The vetoed legislation would make changes to the law to combat pay discrimination by creating greater transparency surrounding compensation and greater protections for employees. The bill would prohibit unequal pay for “substantially similar” work, and would require an employer to demonstrate a different rate of compensation is the result of specific factors, such as training and education. It would restart the statute of limitations each time a paycheck is issued in furtherance of discrimination, reflecting language in the federal Lilly Ledbetter Act; however, it would allow back pay for the entire period of time in which the violation is continuous, a provision that is stronger than the federal law’s two-year cap.

Also participating were Senator Linda Greenstein, Senator Nilsa Cruz-Perez and Senator Bob Smith.

In New Jersey, the amount today’s wage gap would cost a woman over a 40-year career, known as the “lifetime wage gap,” is $477,080. Compared to a white man, over a 40-year career, it would cost an African American woman $1.2 million, a Latina $1.7 million, an Asian American woman $416,560, and a Native American woman $1.2 million, according to research from the National Women’s Law Center. If wages continue to change at the current pace, women in New Jersey will not see equal pay until the year 2055, the Institute for Women’s Policy Research reported.

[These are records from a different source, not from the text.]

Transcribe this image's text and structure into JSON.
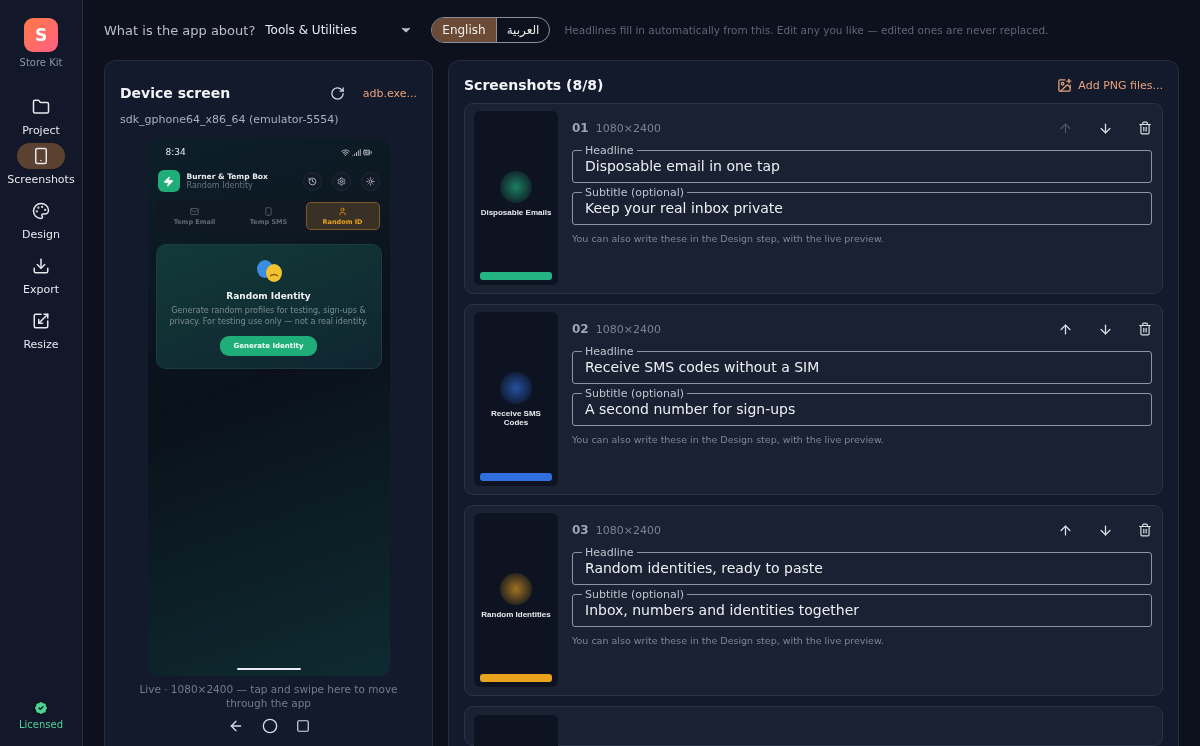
{
  "sidebar": {
    "logo_letter": "S",
    "app_name": "Store Kit",
    "items": [
      {
        "label": "Project",
        "selected": false
      },
      {
        "label": "Screenshots",
        "selected": true
      },
      {
        "label": "Design",
        "selected": false
      },
      {
        "label": "Export",
        "selected": false
      },
      {
        "label": "Resize",
        "selected": false
      }
    ],
    "license": "Licensed"
  },
  "topbar": {
    "question": "What is the app about?",
    "category": "Tools & Utilities",
    "languages": [
      {
        "label": "English",
        "selected": true
      },
      {
        "label": "العربية",
        "selected": false
      }
    ],
    "hint": "Headlines fill in automatically from this. Edit any you like — edited ones are never replaced."
  },
  "device": {
    "title": "Device screen",
    "adb": "adb.exe...",
    "device_name": "sdk_gphone64_x86_64 (emulator-5554)",
    "phone": {
      "time": "8:34",
      "app_title": "Burner & Temp Box",
      "app_subtitle": "Random Identity",
      "tabs": [
        {
          "label": "Temp Email",
          "selected": false
        },
        {
          "label": "Temp SMS",
          "selected": false
        },
        {
          "label": "Random ID",
          "selected": true
        }
      ],
      "card_title": "Random Identity",
      "card_text": "Generate random profiles for testing, sign-ups & privacy. For testing use only — not a real identity.",
      "card_button": "Generate Identity"
    },
    "caption": "Live · 1080×2400 — tap and swipe here to move through the app"
  },
  "screenshots": {
    "title": "Screenshots (8/8)",
    "add_button": "Add PNG files...",
    "items": [
      {
        "number": "01",
        "size": "1080×2400",
        "thumb_title": "Disposable Emails",
        "up_disabled": true,
        "headline_label": "Headline",
        "headline": "Disposable email in one tap",
        "subtitle_label": "Subtitle (optional)",
        "subtitle": "Keep your real inbox private",
        "note": "You can also write these in the Design step, with the live preview."
      },
      {
        "number": "02",
        "size": "1080×2400",
        "thumb_title": "Receive SMS Codes",
        "up_disabled": false,
        "headline_label": "Headline",
        "headline": "Receive SMS codes without a SIM",
        "subtitle_label": "Subtitle (optional)",
        "subtitle": "A second number for sign-ups",
        "note": "You can also write these in the Design step, with the live preview."
      },
      {
        "number": "03",
        "size": "1080×2400",
        "thumb_title": "Random Identities",
        "up_disabled": false,
        "headline_label": "Headline",
        "headline": "Random identities, ready to paste",
        "subtitle_label": "Subtitle (optional)",
        "subtitle": "Inbox, numbers and identities together",
        "note": "You can also write these in the Design step, with the live preview."
      }
    ]
  }
}
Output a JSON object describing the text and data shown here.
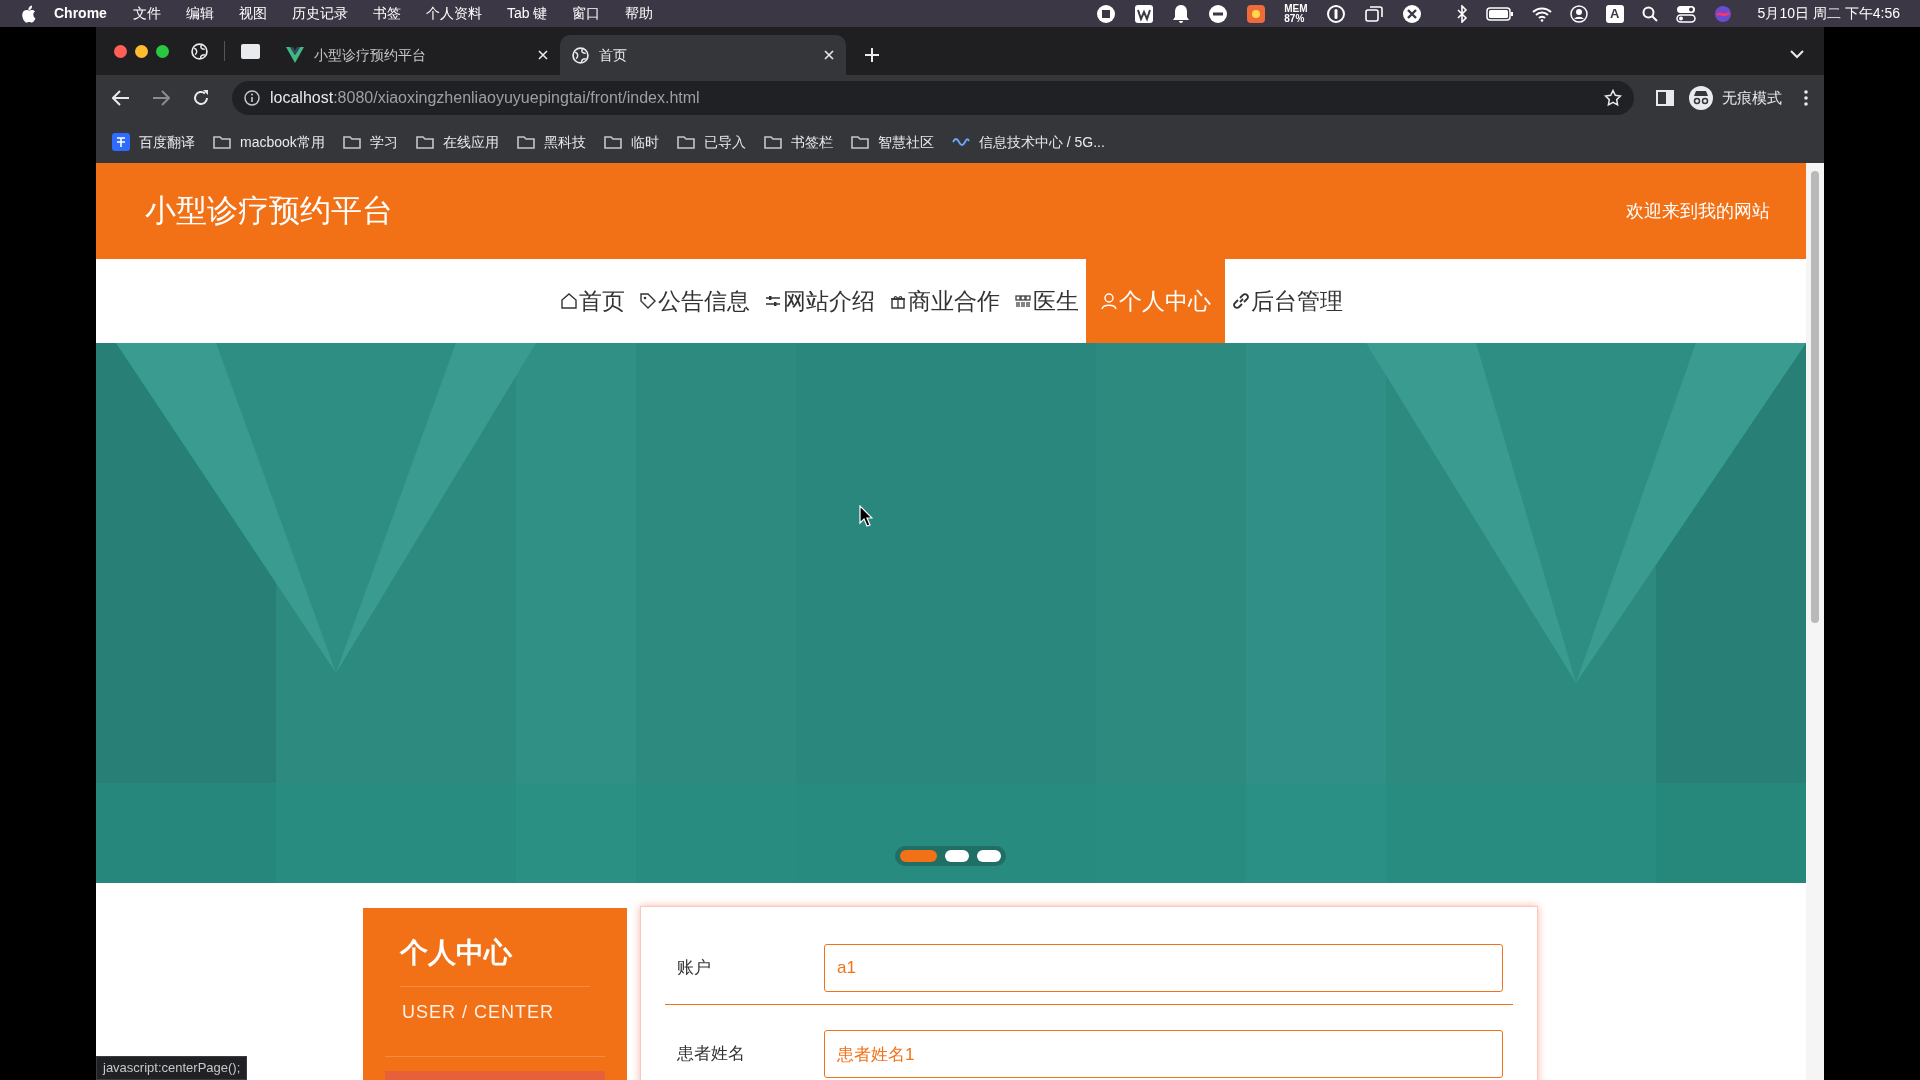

Joining in support were Laurel Brennan, Secretary-Treasurer, AFL – CIO; Dena Mottola Jaborska, Associate Director, NJ Citizen Action; Adele LaTourette, Director of NJAHC; Christine Sadovy, Advocacy Director, Planned Parenthood; Estina Baker, Senior Campaign Lead, CWA; Nancy Erika Smith, Civil Rights Attorney, Partner and Co-Founder of Smith Mullin;Bruce Davis, Economic Development Chair, NAACP NJ State Conference; Patricia Teffenhart, NJ Coalition Against Sexual Assault; Nancy Hedinger, President, League of Women Voters; Douglas Johnston, AARP NJ  Manager of Advocacy; Jean Pierce, Health Professionals and Allied Employees; Bridget Devane, Public Policy Director, Health Professionals and Allied Employees (AFT); Deb Huber, President, NOW-NJ; Carol Cohen, President, AAUW; Virginia Little, AAUW; Renee Koubiadis, Executive Director, Anti-Poverty Network, and Reverend Sara Lilja, Director, LEAMNJ.